World's Columbian Exposition 1893
In 1890, U.S. President Benjamin Harrison appointed a national commission with representation from all states and territories to oversee the planning of the world's fair, to take place in Chicago during the summer of 1893. No African Americans were selected for the commission or the Board of Lady Managers that was headed by Mrs. Bertha Honore Palmer, a Chicago socialite originally from Kentucky. African American contributions were also missing from the majority of the exhibits; these exclusions were cause for protests. There were also ongoing disagreements between various African American groups about the fair. An attempt to appease the protesters resulted in a Colored Jubilee Day being held in August 1893. Discrimination of public accommodations was not part of the grievance; during the fair only one incidence of exclusion based on race was reported: Miss Mary Britton of Lexington, KY, was denied entrance to the Kentucky Building.

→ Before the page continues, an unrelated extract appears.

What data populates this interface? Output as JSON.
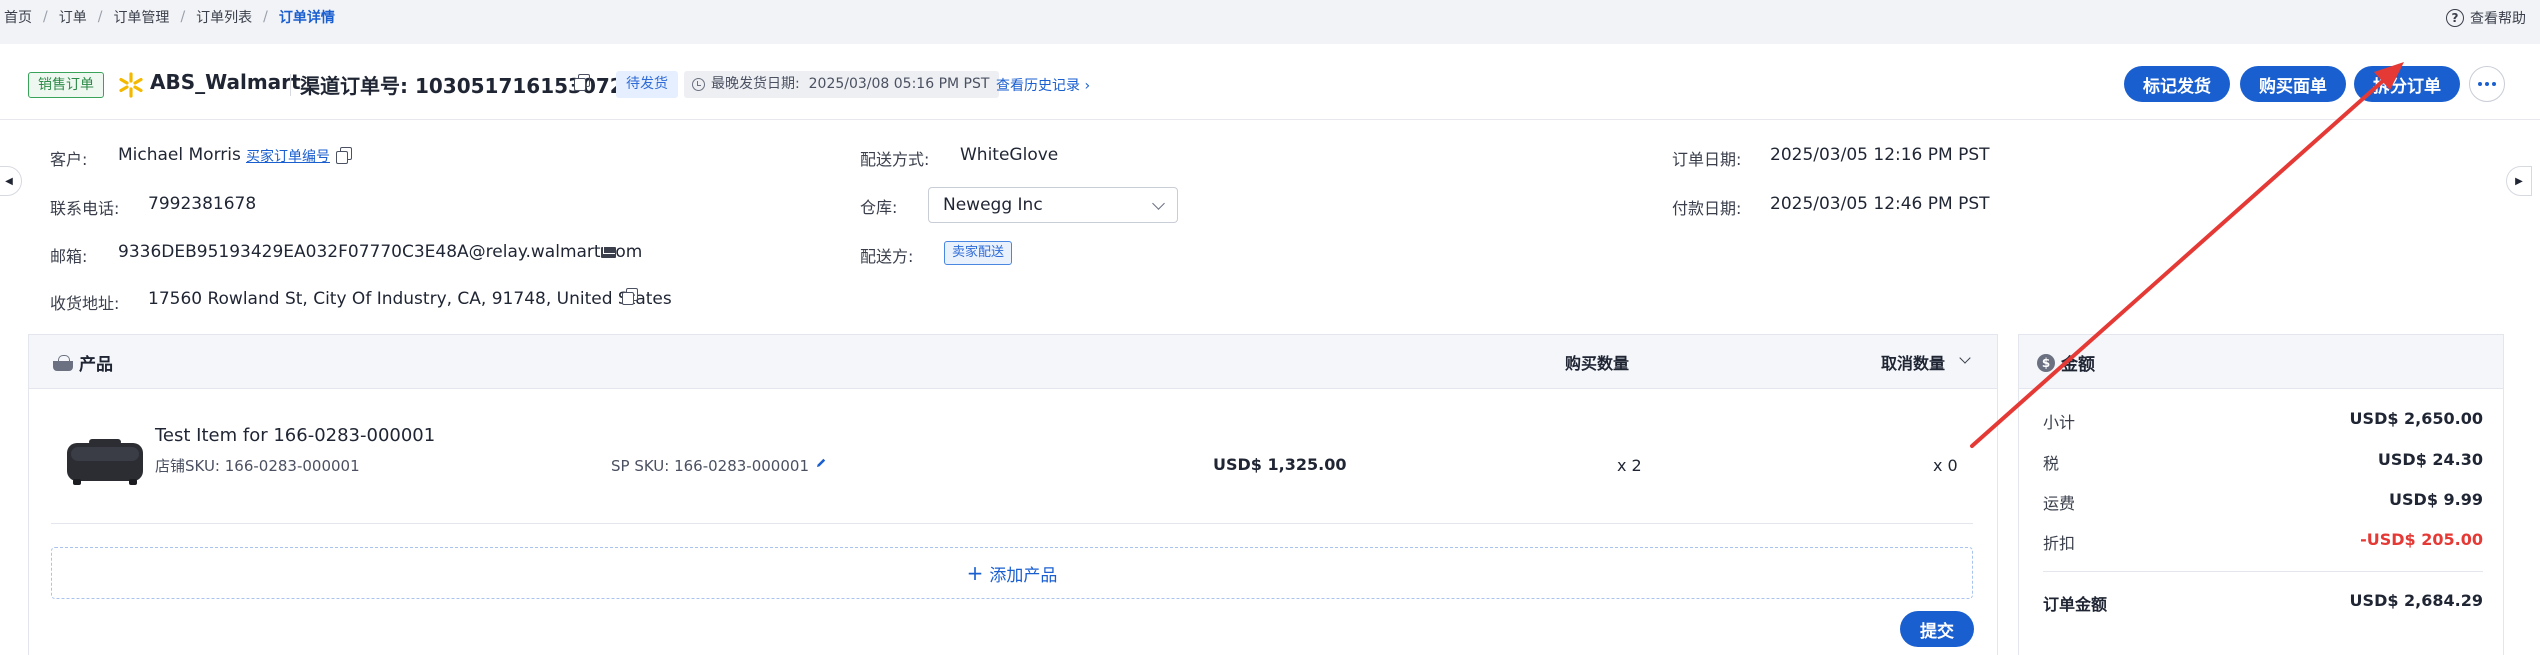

The building had also been featured in one of the series of stereotyped cartoons about the unenlightened Johnson family, former slaves, who were attending the fair. The cartoons were printed in issues of Harper's Weekly. For more about African Americans and the Columbian Exposition see All the World is Here!: the Black presence at White City, by C. R. Reed; and Rudwick & Meier, "Black Man in the White City: Negroes and the Columbian Exposition, 1893," Phylon, vol. 26, issue 4 (1965), pp. 354-361. For more about the Kentucky Building, see the cartoon in Harper's Weekly, 11/04/1893, p. 1059. For more about the Mary Britton incident, see The Freeman (Indianapolis, IN), vol. 5, issue 32, front page, bottom of column one. The Hifner Photo Collection of Woodford County, KY, Schools was created in 1892 for the educational exhibit at the World's Fair, available online via the Kentucky Historical Society Digital Collections web page.